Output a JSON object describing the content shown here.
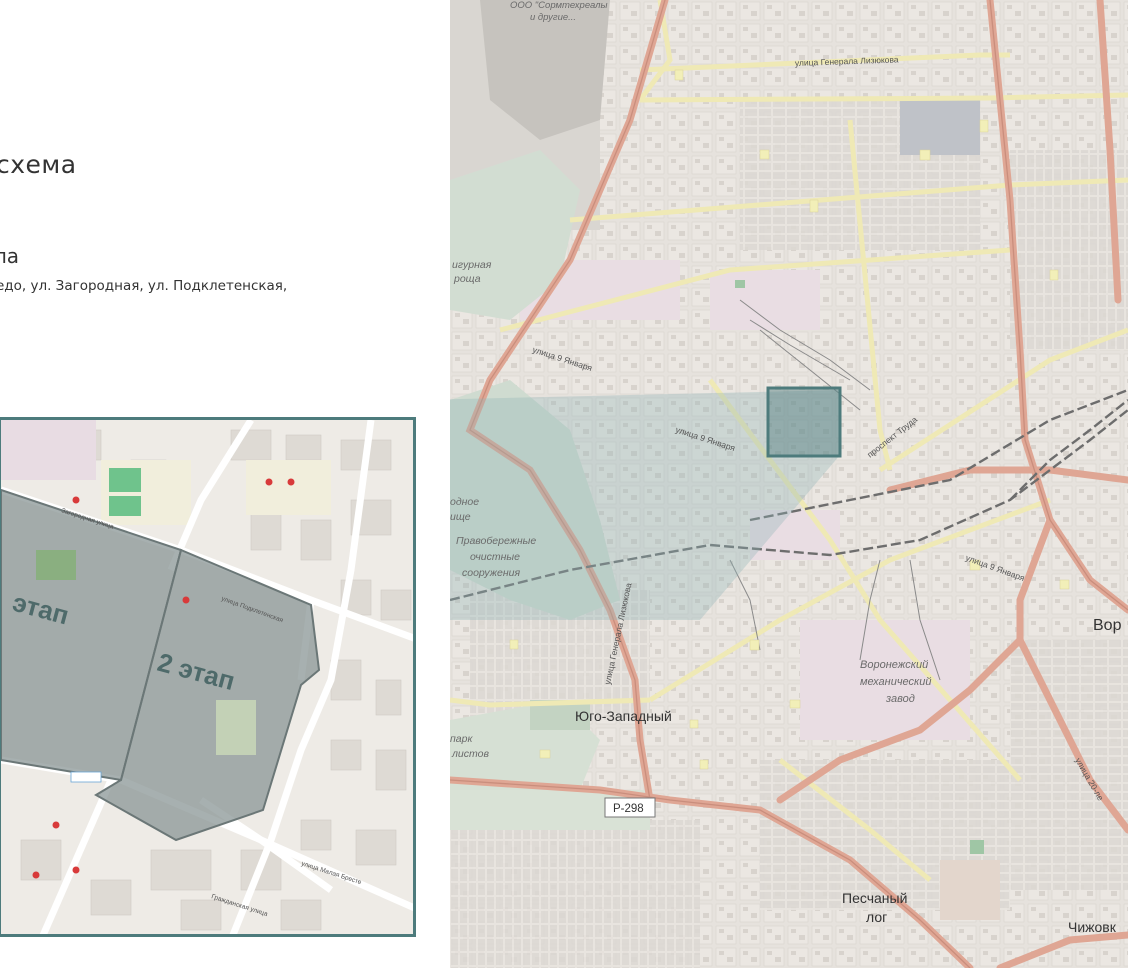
{
  "slide": {
    "heading": "схема",
    "subheading": "ла",
    "address": "едо, ул. Загородная, ул. Подклетенская,"
  },
  "inset_map": {
    "stage_1_label": "этап",
    "stage_2_label": "2 этап",
    "stage_fill_color": "#8a9696",
    "frame_color": "#4d7b7c",
    "street_labels": [
      "Загородная улица",
      "улица Подклетенская",
      "улица Малая Бресте",
      "Гражданская улица"
    ]
  },
  "city_map": {
    "labels": {
      "top_label_1": "ООО \"Сормтехреалы",
      "top_label_2": "и другие...",
      "street_lizyukova": "улица Генерала Лизюкова",
      "grove_1": "игурная",
      "grove_2": "роща",
      "street_9_january_a": "улица 9 Января",
      "street_9_january_b": "улица 9 Января",
      "street_9_january_c": "улица 9 Января",
      "prospekt_truda": "проспект Труда",
      "water_1": "одное",
      "water_2": "ище",
      "treatment_1": "Правобережные",
      "treatment_2": "очистные",
      "treatment_3": "сооружения",
      "street_gen_lizyukova_sw": "улица Генерала Лизюкова",
      "factory_1": "Воронежский",
      "factory_2": "механический",
      "factory_3": "завод",
      "city_partial": "Вор",
      "district_yugo_zapadny": "Юго-Западный",
      "park_1": "парк",
      "park_2": "листов",
      "road_r298": "Р-298",
      "district_peschany_1": "Песчаный",
      "district_peschany_2": "лог",
      "district_chizhovka": "Чижовк",
      "street_20_let": "улица 20-ле"
    },
    "highlight_color": "#4d7b7c",
    "main_road_color": "#e0a895",
    "secondary_road_color": "#f2eec2",
    "railway_color": "#7b7b7b"
  }
}
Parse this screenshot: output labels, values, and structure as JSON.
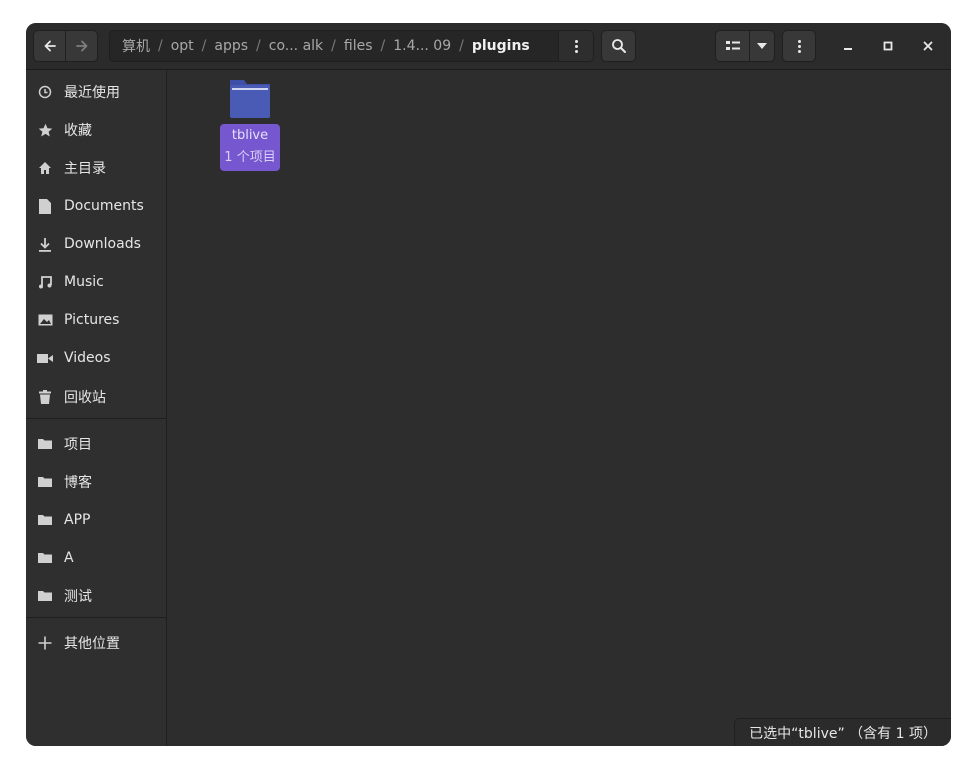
{
  "header": {
    "back_icon": "arrow-left-icon",
    "forward_icon": "arrow-right-icon",
    "breadcrumbs": [
      "算机",
      "opt",
      "apps",
      "co... alk",
      "files",
      "1.4... 09",
      "plugins"
    ],
    "separator": "/",
    "path_menu_icon": "vertical-dots-icon",
    "search_icon": "search-icon",
    "view_list_icon": "list-view-icon",
    "view_dropdown_icon": "chevron-down-icon",
    "main_menu_icon": "vertical-dots-icon",
    "minimize": "–",
    "maximize": "□",
    "close": "×"
  },
  "sidebar": {
    "places": [
      {
        "label": "最近使用",
        "icon": "clock-icon"
      },
      {
        "label": "收藏",
        "icon": "star-icon"
      },
      {
        "label": "主目录",
        "icon": "home-icon"
      },
      {
        "label": "Documents",
        "icon": "document-icon"
      },
      {
        "label": "Downloads",
        "icon": "download-icon"
      },
      {
        "label": "Music",
        "icon": "music-icon"
      },
      {
        "label": "Pictures",
        "icon": "picture-icon"
      },
      {
        "label": "Videos",
        "icon": "video-icon"
      },
      {
        "label": "回收站",
        "icon": "trash-icon"
      }
    ],
    "bookmarks": [
      {
        "label": "项目",
        "icon": "folder-icon"
      },
      {
        "label": "博客",
        "icon": "folder-icon"
      },
      {
        "label": "APP",
        "icon": "folder-icon"
      },
      {
        "label": "A",
        "icon": "folder-icon"
      },
      {
        "label": "测试",
        "icon": "folder-icon"
      }
    ],
    "other": {
      "label": "其他位置",
      "icon": "plus-icon"
    }
  },
  "content": {
    "items": [
      {
        "name": "tblive",
        "subtitle": "1 个项目",
        "icon": "folder-icon",
        "selected": true
      }
    ]
  },
  "status": {
    "text": "已选中“tblive” （含有 1 项）"
  },
  "colors": {
    "accent": "#7657d0",
    "folder": "#4a5bb5",
    "background": "#2d2d2d"
  }
}
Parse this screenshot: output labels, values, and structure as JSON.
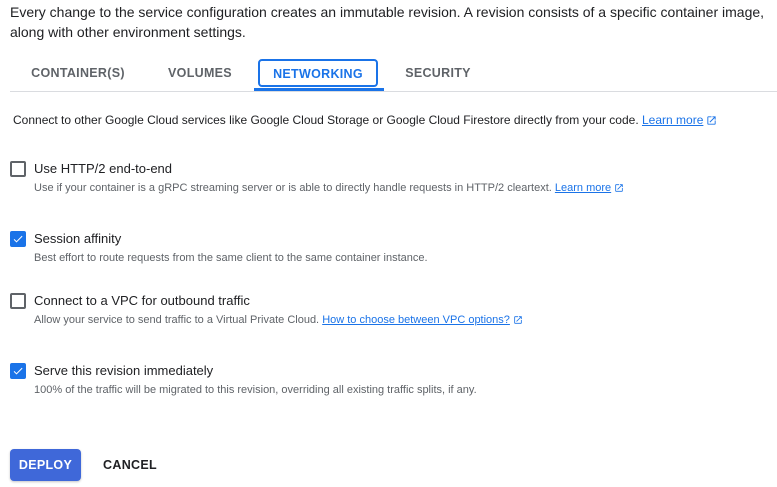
{
  "intro": "Every change to the service configuration creates an immutable revision. A revision consists of a specific container image, along with other environment settings.",
  "tabs": [
    {
      "label": "CONTAINER(S)"
    },
    {
      "label": "VOLUMES"
    },
    {
      "label": "NETWORKING",
      "active": true
    },
    {
      "label": "SECURITY"
    }
  ],
  "networking": {
    "description": "Connect to other Google Cloud services like Google Cloud Storage or Google Cloud Firestore directly from your code.",
    "learn_more": "Learn more"
  },
  "options": [
    {
      "label": "Use HTTP/2 end-to-end",
      "checked": false,
      "help": "Use if your container is a gRPC streaming server or is able to directly handle requests in HTTP/2 cleartext.",
      "link": "Learn more"
    },
    {
      "label": "Session affinity",
      "checked": true,
      "help": "Best effort to route requests from the same client to the same container instance."
    },
    {
      "label": "Connect to a VPC for outbound traffic",
      "checked": false,
      "help": "Allow your service to send traffic to a Virtual Private Cloud.",
      "link": "How to choose between VPC options?"
    },
    {
      "label": "Serve this revision immediately",
      "checked": true,
      "help": "100% of the traffic will be migrated to this revision, overriding all existing traffic splits, if any."
    }
  ],
  "actions": {
    "deploy": "DEPLOY",
    "cancel": "CANCEL"
  },
  "colors": {
    "accent": "#1a73e8",
    "deploy_button": "#3f68d9"
  },
  "icons": {
    "external_link": "open-in-new-icon",
    "checkmark": "check-icon"
  }
}
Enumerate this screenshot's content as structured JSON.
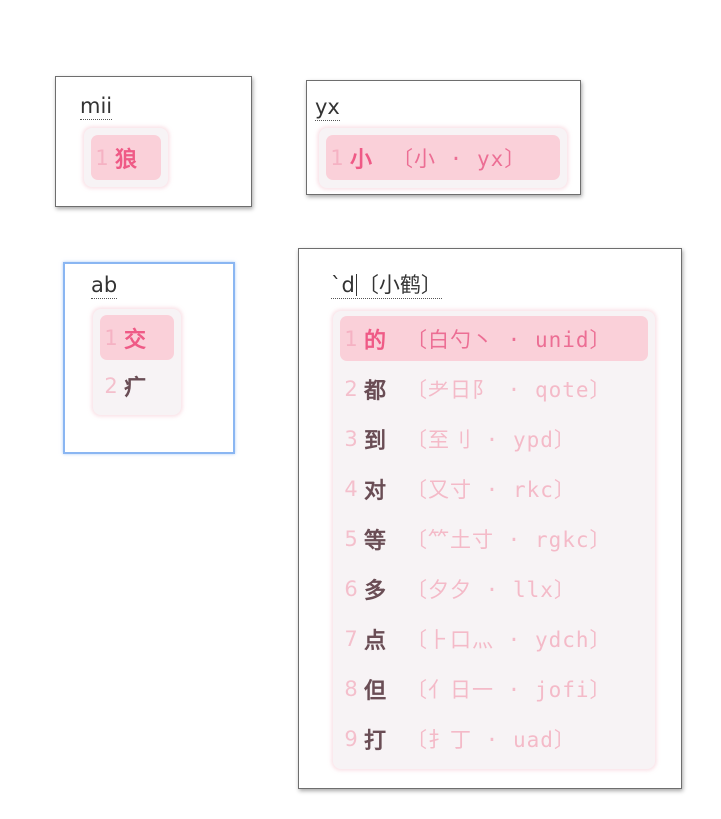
{
  "windows": {
    "mii": {
      "input": "mii",
      "candidates": [
        {
          "index": "1",
          "text": "狼",
          "comment": ""
        }
      ]
    },
    "yx": {
      "input": "yx",
      "candidates": [
        {
          "index": "1",
          "text": "小",
          "comment": "〔小 · yx〕"
        }
      ]
    },
    "ab": {
      "input": "ab",
      "candidates": [
        {
          "index": "1",
          "text": "交",
          "comment": ""
        },
        {
          "index": "2",
          "text": "疒",
          "comment": ""
        }
      ]
    },
    "d": {
      "input_before_caret": "`d",
      "input_after_caret": "〔小鹤〕",
      "candidates": [
        {
          "index": "1",
          "text": "的",
          "comment": "〔白勺丶 · unid〕"
        },
        {
          "index": "2",
          "text": "都",
          "comment": "〔耂日阝 · qote〕"
        },
        {
          "index": "3",
          "text": "到",
          "comment": "〔至刂 · ypd〕"
        },
        {
          "index": "4",
          "text": "对",
          "comment": "〔又寸 · rkc〕"
        },
        {
          "index": "5",
          "text": "等",
          "comment": "〔⺮土寸 · rgkc〕"
        },
        {
          "index": "6",
          "text": "多",
          "comment": "〔夕夕 · llx〕"
        },
        {
          "index": "7",
          "text": "点",
          "comment": "〔⺊口灬 · ydch〕"
        },
        {
          "index": "8",
          "text": "但",
          "comment": "〔亻日一 · jofi〕"
        },
        {
          "index": "9",
          "text": "打",
          "comment": "〔扌丁 · uad〕"
        }
      ]
    }
  },
  "colors": {
    "highlight_bg": "#fad0d9",
    "highlight_text": "#ef5a86",
    "panel_bg": "#f7f3f5",
    "index_color": "#f4bfcc",
    "candidate_text": "#6a4d55",
    "focus_border": "#8ab6f2"
  }
}
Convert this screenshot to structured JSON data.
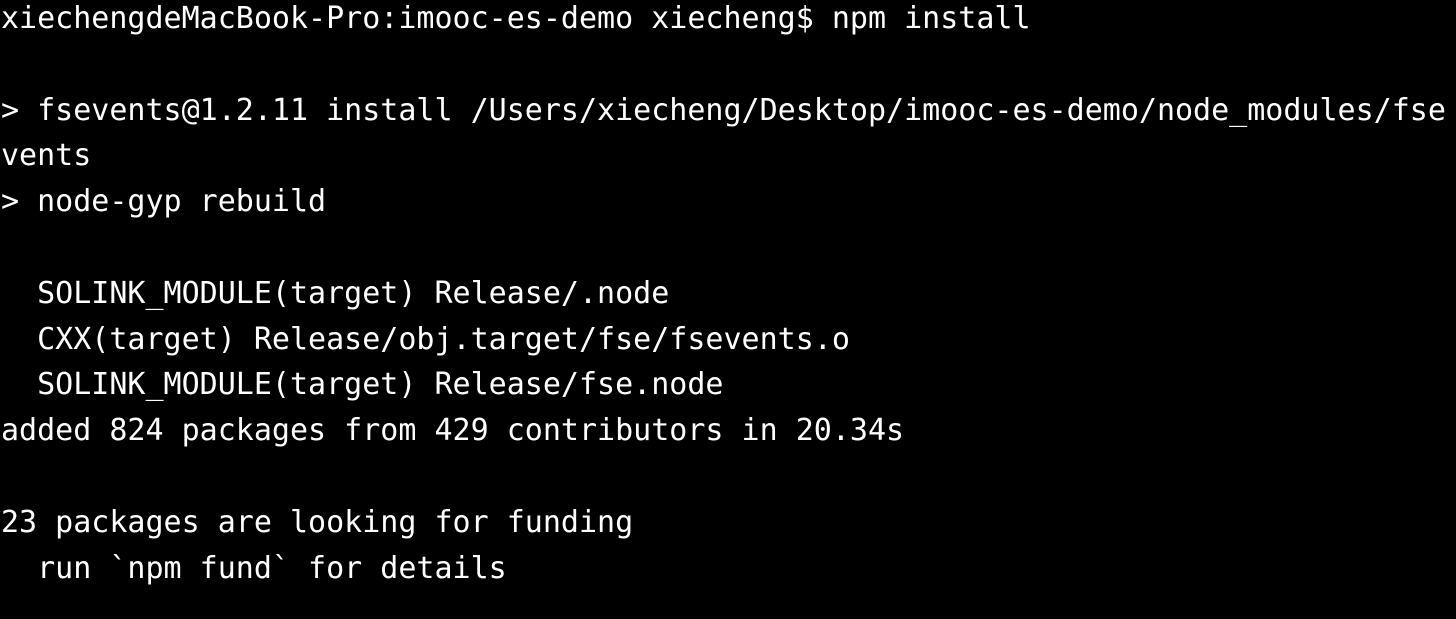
{
  "terminal": {
    "lines": [
      "xiechengdeMacBook-Pro:imooc-es-demo xiecheng$ npm install",
      "",
      "> fsevents@1.2.11 install /Users/xiecheng/Desktop/imooc-es-demo/node_modules/fse",
      "vents",
      "> node-gyp rebuild",
      "",
      "  SOLINK_MODULE(target) Release/.node",
      "  CXX(target) Release/obj.target/fse/fsevents.o",
      "  SOLINK_MODULE(target) Release/fse.node",
      "added 824 packages from 429 contributors in 20.34s",
      "",
      "23 packages are looking for funding",
      "  run `npm fund` for details"
    ]
  },
  "colors": {
    "background": "#000000",
    "foreground": "#ffffff"
  }
}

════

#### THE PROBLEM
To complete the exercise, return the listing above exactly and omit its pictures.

#### SOLUTION FOR THIS PROBLEM
Output a JSON object describing the content shown here.
{
  "slide": {
    "heading": "схема",
    "subheading": "ла",
    "address": "едо, ул. Загородная, ул. Подклетенская,"
  },
  "inset_map": {
    "stage_1_label": "этап",
    "stage_2_label": "2 этап",
    "stage_fill_color": "#8a9696",
    "frame_color": "#4d7b7c",
    "street_labels": [
      "Загородная улица",
      "улица Подклетенская",
      "улица Малая Бресте",
      "Гражданская улица"
    ]
  },
  "city_map": {
    "labels": {
      "top_label_1": "ООО \"Сормтехреалы",
      "top_label_2": "и другие...",
      "street_lizyukova": "улица Генерала Лизюкова",
      "grove_1": "игурная",
      "grove_2": "роща",
      "street_9_january_a": "улица 9 Января",
      "street_9_january_b": "улица 9 Января",
      "street_9_january_c": "улица 9 Января",
      "prospekt_truda": "проспект Труда",
      "water_1": "одное",
      "water_2": "ище",
      "treatment_1": "Правобережные",
      "treatment_2": "очистные",
      "treatment_3": "сооружения",
      "street_gen_lizyukova_sw": "улица Генерала Лизюкова",
      "factory_1": "Воронежский",
      "factory_2": "механический",
      "factory_3": "завод",
      "city_partial": "Вор",
      "district_yugo_zapadny": "Юго-Западный",
      "park_1": "парк",
      "park_2": "листов",
      "road_r298": "Р-298",
      "district_peschany_1": "Песчаный",
      "district_peschany_2": "лог",
      "district_chizhovka": "Чижовк",
      "street_20_let": "улица 20-ле"
    },
    "highlight_color": "#4d7b7c",
    "main_road_color": "#e0a895",
    "secondary_road_color": "#f2eec2",
    "railway_color": "#7b7b7b"
  }
}
Parse this screenshot: output labels, values, and structure as JSON.
{
  "header": {
    "back_icon": "arrow-left-icon",
    "forward_icon": "arrow-right-icon",
    "breadcrumbs": [
      "算机",
      "opt",
      "apps",
      "co... alk",
      "files",
      "1.4... 09",
      "plugins"
    ],
    "separator": "/",
    "path_menu_icon": "vertical-dots-icon",
    "search_icon": "search-icon",
    "view_list_icon": "list-view-icon",
    "view_dropdown_icon": "chevron-down-icon",
    "main_menu_icon": "vertical-dots-icon",
    "minimize": "–",
    "maximize": "□",
    "close": "×"
  },
  "sidebar": {
    "places": [
      {
        "label": "最近使用",
        "icon": "clock-icon"
      },
      {
        "label": "收藏",
        "icon": "star-icon"
      },
      {
        "label": "主目录",
        "icon": "home-icon"
      },
      {
        "label": "Documents",
        "icon": "document-icon"
      },
      {
        "label": "Downloads",
        "icon": "download-icon"
      },
      {
        "label": "Music",
        "icon": "music-icon"
      },
      {
        "label": "Pictures",
        "icon": "picture-icon"
      },
      {
        "label": "Videos",
        "icon": "video-icon"
      },
      {
        "label": "回收站",
        "icon": "trash-icon"
      }
    ],
    "bookmarks": [
      {
        "label": "项目",
        "icon": "folder-icon"
      },
      {
        "label": "博客",
        "icon": "folder-icon"
      },
      {
        "label": "APP",
        "icon": "folder-icon"
      },
      {
        "label": "A",
        "icon": "folder-icon"
      },
      {
        "label": "测试",
        "icon": "folder-icon"
      }
    ],
    "other": {
      "label": "其他位置",
      "icon": "plus-icon"
    }
  },
  "content": {
    "items": [
      {
        "name": "tblive",
        "subtitle": "1 个项目",
        "icon": "folder-icon",
        "selected": true
      }
    ]
  },
  "status": {
    "text": "已选中“tblive” （含有 1 项）"
  },
  "colors": {
    "accent": "#7657d0",
    "folder": "#4a5bb5",
    "background": "#2d2d2d"
  }
}
Parse this screenshot: output labels, values, and structure as JSON.
{
  "intro": "Every change to the service configuration creates an immutable revision. A revision consists of a specific container image, along with other environment settings.",
  "tabs": [
    {
      "label": "CONTAINER(S)"
    },
    {
      "label": "VOLUMES"
    },
    {
      "label": "NETWORKING",
      "active": true
    },
    {
      "label": "SECURITY"
    }
  ],
  "networking": {
    "description": "Connect to other Google Cloud services like Google Cloud Storage or Google Cloud Firestore directly from your code.",
    "learn_more": "Learn more"
  },
  "options": [
    {
      "label": "Use HTTP/2 end-to-end",
      "checked": false,
      "help": "Use if your container is a gRPC streaming server or is able to directly handle requests in HTTP/2 cleartext.",
      "link": "Learn more"
    },
    {
      "label": "Session affinity",
      "checked": true,
      "help": "Best effort to route requests from the same client to the same container instance."
    },
    {
      "label": "Connect to a VPC for outbound traffic",
      "checked": false,
      "help": "Allow your service to send traffic to a Virtual Private Cloud.",
      "link": "How to choose between VPC options?"
    },
    {
      "label": "Serve this revision immediately",
      "checked": true,
      "help": "100% of the traffic will be migrated to this revision, overriding all existing traffic splits, if any."
    }
  ],
  "actions": {
    "deploy": "DEPLOY",
    "cancel": "CANCEL"
  },
  "colors": {
    "accent": "#1a73e8",
    "deploy_button": "#3f68d9"
  },
  "icons": {
    "external_link": "open-in-new-icon",
    "checkmark": "check-icon"
  }
}
Enumerate this screenshot's content as structured JSON.
{
  "windows": {
    "mii": {
      "input": "mii",
      "candidates": [
        {
          "index": "1",
          "text": "狼",
          "comment": ""
        }
      ]
    },
    "yx": {
      "input": "yx",
      "candidates": [
        {
          "index": "1",
          "text": "小",
          "comment": "〔小 · yx〕"
        }
      ]
    },
    "ab": {
      "input": "ab",
      "candidates": [
        {
          "index": "1",
          "text": "交",
          "comment": ""
        },
        {
          "index": "2",
          "text": "疒",
          "comment": ""
        }
      ]
    },
    "d": {
      "input_before_caret": "`d",
      "input_after_caret": "〔小鹤〕",
      "candidates": [
        {
          "index": "1",
          "text": "的",
          "comment": "〔白勺丶 · unid〕"
        },
        {
          "index": "2",
          "text": "都",
          "comment": "〔耂日阝 · qote〕"
        },
        {
          "index": "3",
          "text": "到",
          "comment": "〔至刂 · ypd〕"
        },
        {
          "index": "4",
          "text": "对",
          "comment": "〔又寸 · rkc〕"
        },
        {
          "index": "5",
          "text": "等",
          "comment": "〔⺮土寸 · rgkc〕"
        },
        {
          "index": "6",
          "text": "多",
          "comment": "〔夕夕 · llx〕"
        },
        {
          "index": "7",
          "text": "点",
          "comment": "〔⺊口灬 · ydch〕"
        },
        {
          "index": "8",
          "text": "但",
          "comment": "〔亻日一 · jofi〕"
        },
        {
          "index": "9",
          "text": "打",
          "comment": "〔扌丁 · uad〕"
        }
      ]
    }
  },
  "colors": {
    "highlight_bg": "#fad0d9",
    "highlight_text": "#ef5a86",
    "panel_bg": "#f7f3f5",
    "index_color": "#f4bfcc",
    "candidate_text": "#6a4d55",
    "focus_border": "#8ab6f2"
  }
}
Convert this screenshot to structured JSON data.
{
  "terminal": {
    "lines": [
      "xiechengdeMacBook-Pro:imooc-es-demo xiecheng$ npm install",
      "",
      "> fsevents@1.2.11 install /Users/xiecheng/Desktop/imooc-es-demo/node_modules/fse",
      "vents",
      "> node-gyp rebuild",
      "",
      "  SOLINK_MODULE(target) Release/.node",
      "  CXX(target) Release/obj.target/fse/fsevents.o",
      "  SOLINK_MODULE(target) Release/fse.node",
      "added 824 packages from 429 contributors in 20.34s",
      "",
      "23 packages are looking for funding",
      "  run `npm fund` for details"
    ]
  },
  "colors": {
    "background": "#000000",
    "foreground": "#ffffff"
  }
}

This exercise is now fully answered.